SP That’s exactly the point. I don’t have a problem with theme parks. I’m not even sure I have a problem with Ferrari theme parks. The problem lurks in the disconnect between a flog-the-brand-for-every-last-penny theme park and the quasi-religious cult that Ferrari builds around its cars that you’re not just owning a vehicle, that you’re somehow being initiated into a venerable, Masonic band. How can you maintain the shtick about the sanctity of the Ferrari badge when punters can rock up to Ferrari World and take part in Fast Lane: The Interactive Game Show?
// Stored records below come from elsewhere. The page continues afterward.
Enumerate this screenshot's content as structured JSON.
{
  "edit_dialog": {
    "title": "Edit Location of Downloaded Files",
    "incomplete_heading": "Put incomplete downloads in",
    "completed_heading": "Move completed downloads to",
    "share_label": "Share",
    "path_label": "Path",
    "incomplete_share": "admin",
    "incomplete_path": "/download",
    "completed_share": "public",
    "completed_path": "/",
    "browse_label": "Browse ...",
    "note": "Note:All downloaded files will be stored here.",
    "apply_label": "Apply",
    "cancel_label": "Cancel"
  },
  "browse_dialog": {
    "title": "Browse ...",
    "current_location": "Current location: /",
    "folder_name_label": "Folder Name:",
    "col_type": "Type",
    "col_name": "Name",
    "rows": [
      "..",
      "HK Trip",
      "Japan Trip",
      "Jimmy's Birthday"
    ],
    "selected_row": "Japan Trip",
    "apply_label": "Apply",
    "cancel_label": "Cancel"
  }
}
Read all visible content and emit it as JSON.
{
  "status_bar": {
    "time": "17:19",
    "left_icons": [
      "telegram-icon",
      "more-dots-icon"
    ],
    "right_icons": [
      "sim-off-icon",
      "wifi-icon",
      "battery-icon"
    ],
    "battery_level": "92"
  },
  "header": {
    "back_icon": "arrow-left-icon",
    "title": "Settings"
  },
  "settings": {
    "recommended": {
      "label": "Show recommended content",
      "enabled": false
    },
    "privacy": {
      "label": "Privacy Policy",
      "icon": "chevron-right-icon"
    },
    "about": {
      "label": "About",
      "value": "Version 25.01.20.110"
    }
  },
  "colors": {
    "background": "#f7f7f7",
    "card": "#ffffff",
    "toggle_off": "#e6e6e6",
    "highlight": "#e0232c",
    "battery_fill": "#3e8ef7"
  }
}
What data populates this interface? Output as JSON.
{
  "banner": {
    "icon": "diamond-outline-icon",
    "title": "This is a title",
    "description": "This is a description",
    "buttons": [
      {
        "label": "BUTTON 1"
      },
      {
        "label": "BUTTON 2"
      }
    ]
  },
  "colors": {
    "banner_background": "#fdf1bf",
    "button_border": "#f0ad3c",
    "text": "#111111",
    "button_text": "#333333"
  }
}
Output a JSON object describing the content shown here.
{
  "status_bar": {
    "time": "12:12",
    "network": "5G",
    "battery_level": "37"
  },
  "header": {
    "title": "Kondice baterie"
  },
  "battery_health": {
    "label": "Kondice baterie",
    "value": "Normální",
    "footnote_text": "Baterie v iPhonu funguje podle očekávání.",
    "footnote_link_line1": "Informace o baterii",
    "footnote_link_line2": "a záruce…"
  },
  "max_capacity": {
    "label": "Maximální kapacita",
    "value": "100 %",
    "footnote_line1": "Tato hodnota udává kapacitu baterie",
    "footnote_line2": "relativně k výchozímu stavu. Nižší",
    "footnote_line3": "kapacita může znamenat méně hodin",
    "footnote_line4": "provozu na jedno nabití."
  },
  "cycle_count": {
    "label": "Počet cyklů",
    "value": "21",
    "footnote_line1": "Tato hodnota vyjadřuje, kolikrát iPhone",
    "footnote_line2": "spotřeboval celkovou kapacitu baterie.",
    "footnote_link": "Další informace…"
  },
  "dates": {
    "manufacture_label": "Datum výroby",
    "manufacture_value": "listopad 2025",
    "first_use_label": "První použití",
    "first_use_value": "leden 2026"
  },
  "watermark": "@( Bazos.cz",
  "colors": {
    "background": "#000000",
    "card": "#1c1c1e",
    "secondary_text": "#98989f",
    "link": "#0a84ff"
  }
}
PH Agreed. Ferrari loves to tell its car owners that they’re the most discerning and high-minded persons to walk the planet. Some are, but some are self-satisfied, greedy, inconsiderate and quite without taste. In other words, Ferrari owners are a cross-section of humanity. If Ferrari stopped the pretence about its owners being minor deities, we wouldn’t mind so much about the merchandise and the tatty theme parks.
SP Quite. I assume that, in Ferrari’s defence, you’re going to recite a bunch of numbers that show precisely how much profit all the tat and roller coasters allow Ferrari to plough back into its annoyingly brilliant engineering department?
PH Actually, I’m not. There’s a popular assumption that the branding activities undertaken by Ferrari are a necessary evil. That, if you will, Ferrari’s stores and theme parks are its Cayenne, the thing that funds the sports-car company. But they aren’t. Sure they generate huge percentage returns - in other words, they’re easy money - but the absolute profit isn’t that great. Last year, 15 per cent of Ferrari turnover (excluding that of the F1 team, whose finances are never published) was put back into R&D and investment. That’s over £1m for every weekday of the year, or a total of £280m. Meanwhile, the total profit from merchandising and licensing was £45m - a sixth of what would be needed to cover that engineering investment. In all, Ferrari’s road-car and branding activities made a profit of £203 million. So it could actually live perfectly well without the merchandising or the big dippers.
SP So we’re agreeing? Ditch the extracurricular brand activities, and stick to building lovely cars?
PH To be fair, some of the non-core stuff is commendable. The museum in Maranello is brilliant, and they just took over the running of the one at Enzo’s birthplace in Modena too. The Classiche department is a world centre for documentation and restoration of the old road and race cars. And you’ve got to love the factory support that keeps the old F1 cars out on track at classic meetings. Can’t begrudge them making a profit from all that, or indeed leveraging their brand, because it keeps the wonderful old metal out in view. Once again, as long as Ferrari sticks to the actual cars, all will be well…